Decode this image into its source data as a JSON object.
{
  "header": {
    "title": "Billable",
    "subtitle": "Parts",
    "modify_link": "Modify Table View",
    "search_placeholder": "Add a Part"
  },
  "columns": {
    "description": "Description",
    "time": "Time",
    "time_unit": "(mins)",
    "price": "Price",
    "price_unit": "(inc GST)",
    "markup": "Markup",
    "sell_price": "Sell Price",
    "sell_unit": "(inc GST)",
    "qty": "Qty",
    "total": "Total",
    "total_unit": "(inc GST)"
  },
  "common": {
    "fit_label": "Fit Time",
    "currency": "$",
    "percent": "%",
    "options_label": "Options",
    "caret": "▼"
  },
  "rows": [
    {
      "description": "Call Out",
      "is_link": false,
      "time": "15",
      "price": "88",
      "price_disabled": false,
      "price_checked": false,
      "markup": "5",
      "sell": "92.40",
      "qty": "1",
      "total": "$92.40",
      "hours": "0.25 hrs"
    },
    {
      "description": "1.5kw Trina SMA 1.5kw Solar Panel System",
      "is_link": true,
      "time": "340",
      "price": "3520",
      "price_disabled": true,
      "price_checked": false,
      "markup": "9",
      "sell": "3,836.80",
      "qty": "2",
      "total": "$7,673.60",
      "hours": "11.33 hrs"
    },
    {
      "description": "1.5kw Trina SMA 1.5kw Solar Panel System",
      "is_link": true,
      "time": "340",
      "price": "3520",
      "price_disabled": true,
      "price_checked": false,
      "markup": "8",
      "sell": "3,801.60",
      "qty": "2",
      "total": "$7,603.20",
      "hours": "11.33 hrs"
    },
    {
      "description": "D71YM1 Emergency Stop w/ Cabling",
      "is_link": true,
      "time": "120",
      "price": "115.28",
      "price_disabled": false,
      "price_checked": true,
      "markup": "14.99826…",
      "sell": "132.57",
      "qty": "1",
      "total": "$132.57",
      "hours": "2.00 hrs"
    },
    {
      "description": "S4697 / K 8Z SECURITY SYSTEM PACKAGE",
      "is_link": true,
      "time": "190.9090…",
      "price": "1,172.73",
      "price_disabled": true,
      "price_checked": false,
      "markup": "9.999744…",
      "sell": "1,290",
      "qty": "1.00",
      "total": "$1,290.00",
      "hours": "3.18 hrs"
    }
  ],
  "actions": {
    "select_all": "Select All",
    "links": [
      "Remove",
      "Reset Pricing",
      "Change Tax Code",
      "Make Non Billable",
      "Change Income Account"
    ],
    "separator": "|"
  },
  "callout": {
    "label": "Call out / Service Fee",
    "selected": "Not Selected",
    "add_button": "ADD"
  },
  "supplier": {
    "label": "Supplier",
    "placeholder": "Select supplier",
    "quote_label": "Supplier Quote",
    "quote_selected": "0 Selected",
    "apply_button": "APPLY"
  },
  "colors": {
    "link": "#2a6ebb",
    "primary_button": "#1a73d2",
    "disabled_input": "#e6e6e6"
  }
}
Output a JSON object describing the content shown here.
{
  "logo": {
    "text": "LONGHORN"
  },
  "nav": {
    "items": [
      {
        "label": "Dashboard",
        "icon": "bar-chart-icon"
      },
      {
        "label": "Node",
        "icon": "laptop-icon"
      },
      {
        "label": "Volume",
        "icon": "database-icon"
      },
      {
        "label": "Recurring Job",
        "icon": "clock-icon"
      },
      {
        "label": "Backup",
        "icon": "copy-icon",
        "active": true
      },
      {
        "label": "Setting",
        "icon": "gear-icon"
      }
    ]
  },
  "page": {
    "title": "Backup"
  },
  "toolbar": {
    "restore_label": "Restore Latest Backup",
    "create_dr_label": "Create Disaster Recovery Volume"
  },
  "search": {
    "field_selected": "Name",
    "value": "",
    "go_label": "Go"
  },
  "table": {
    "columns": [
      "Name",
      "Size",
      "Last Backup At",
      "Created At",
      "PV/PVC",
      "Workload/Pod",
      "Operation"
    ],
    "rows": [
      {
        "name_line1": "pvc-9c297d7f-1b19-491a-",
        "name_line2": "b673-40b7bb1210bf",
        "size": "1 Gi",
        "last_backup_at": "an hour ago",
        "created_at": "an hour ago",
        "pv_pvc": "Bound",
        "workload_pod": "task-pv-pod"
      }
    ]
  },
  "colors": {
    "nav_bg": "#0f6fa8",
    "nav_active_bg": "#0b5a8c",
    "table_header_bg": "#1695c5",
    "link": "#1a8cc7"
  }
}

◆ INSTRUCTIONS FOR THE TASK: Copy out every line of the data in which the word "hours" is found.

◆ YOUR RESPONSE:
      "hours": "0.25 hrs"
      "hours": "11.33 hrs"
      "hours": "11.33 hrs"
      "hours": "2.00 hrs"
      "hours": "3.18 hrs"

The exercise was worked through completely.